Copy all lines of the listing that include the string "name".
------ Material for the task
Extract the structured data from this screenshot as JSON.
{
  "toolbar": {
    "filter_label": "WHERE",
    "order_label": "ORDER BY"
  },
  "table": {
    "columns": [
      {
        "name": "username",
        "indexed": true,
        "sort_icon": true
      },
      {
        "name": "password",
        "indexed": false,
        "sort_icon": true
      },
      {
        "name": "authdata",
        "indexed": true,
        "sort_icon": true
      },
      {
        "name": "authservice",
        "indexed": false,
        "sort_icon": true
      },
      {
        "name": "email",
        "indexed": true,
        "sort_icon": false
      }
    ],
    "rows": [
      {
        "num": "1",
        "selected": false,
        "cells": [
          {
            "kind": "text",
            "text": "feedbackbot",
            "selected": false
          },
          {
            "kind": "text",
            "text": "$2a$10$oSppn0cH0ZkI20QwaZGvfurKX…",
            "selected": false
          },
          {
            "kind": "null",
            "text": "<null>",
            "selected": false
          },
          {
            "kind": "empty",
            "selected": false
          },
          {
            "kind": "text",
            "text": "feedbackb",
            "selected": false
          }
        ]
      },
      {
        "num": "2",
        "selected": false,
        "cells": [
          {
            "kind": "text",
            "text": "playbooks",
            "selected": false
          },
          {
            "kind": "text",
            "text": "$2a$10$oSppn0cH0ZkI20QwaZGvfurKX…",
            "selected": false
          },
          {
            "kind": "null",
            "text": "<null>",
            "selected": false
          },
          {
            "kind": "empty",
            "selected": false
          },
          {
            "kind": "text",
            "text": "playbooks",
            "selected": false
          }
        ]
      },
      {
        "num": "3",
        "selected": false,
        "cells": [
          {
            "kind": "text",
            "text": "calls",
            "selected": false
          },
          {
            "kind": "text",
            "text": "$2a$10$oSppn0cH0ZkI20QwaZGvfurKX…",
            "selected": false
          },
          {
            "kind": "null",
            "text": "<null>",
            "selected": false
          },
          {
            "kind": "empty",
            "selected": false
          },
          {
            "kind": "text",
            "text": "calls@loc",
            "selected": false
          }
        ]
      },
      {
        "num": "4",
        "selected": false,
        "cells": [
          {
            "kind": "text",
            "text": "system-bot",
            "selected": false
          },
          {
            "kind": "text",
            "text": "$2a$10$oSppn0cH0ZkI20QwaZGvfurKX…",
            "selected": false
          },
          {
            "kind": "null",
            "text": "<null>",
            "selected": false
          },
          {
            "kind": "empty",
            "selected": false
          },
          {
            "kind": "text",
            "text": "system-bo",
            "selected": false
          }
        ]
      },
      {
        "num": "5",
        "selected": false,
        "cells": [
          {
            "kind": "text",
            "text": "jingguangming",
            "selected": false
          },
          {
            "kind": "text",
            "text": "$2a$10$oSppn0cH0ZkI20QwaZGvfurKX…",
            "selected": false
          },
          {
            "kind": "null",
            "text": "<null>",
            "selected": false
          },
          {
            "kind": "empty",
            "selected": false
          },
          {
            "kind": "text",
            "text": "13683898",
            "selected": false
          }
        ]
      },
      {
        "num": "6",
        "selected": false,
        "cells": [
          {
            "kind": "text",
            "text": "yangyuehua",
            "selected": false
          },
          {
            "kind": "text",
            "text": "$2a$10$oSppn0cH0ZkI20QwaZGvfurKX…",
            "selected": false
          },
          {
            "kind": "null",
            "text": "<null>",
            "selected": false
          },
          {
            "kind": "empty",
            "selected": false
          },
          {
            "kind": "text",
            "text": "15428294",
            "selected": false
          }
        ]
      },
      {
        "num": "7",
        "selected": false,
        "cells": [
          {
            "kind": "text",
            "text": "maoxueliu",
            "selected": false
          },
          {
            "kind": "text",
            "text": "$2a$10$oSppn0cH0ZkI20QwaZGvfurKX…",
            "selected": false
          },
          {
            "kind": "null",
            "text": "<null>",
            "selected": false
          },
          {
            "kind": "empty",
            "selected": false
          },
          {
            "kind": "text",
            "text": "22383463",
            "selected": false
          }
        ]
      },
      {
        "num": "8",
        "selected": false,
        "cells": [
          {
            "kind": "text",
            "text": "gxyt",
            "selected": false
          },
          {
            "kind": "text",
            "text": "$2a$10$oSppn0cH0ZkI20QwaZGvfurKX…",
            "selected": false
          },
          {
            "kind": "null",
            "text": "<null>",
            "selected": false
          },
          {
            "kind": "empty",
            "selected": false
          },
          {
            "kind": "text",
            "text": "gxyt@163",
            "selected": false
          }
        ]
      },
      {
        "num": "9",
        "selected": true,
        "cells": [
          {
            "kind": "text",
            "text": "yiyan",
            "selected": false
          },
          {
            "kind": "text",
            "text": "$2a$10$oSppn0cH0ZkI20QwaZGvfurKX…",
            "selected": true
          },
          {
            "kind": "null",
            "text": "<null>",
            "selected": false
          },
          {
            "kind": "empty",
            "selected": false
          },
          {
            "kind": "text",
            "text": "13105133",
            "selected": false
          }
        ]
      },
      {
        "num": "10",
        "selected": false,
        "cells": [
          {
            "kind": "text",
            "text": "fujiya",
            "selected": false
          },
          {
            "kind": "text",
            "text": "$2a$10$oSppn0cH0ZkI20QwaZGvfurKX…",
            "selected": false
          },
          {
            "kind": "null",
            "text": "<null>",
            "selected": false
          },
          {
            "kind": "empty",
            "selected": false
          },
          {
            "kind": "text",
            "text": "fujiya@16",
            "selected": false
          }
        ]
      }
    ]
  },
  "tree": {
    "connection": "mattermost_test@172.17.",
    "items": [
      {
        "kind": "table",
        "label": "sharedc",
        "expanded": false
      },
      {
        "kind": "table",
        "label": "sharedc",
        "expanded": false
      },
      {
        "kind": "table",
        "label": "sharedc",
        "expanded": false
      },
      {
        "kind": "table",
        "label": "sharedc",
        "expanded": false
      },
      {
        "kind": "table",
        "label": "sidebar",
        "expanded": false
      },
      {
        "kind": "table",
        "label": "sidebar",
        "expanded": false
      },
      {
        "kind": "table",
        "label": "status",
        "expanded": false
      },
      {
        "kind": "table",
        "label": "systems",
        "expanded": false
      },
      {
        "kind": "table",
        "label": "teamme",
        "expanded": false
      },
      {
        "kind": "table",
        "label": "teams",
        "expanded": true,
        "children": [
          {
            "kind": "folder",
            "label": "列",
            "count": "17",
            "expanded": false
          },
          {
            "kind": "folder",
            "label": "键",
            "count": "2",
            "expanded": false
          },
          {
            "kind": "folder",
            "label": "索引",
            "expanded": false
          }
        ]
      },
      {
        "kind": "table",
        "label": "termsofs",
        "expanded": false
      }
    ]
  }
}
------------
Solved problem:
        "name": "username",
        "name": "password",
        "name": "authdata",
        "name": "authservice",
        "name": "email",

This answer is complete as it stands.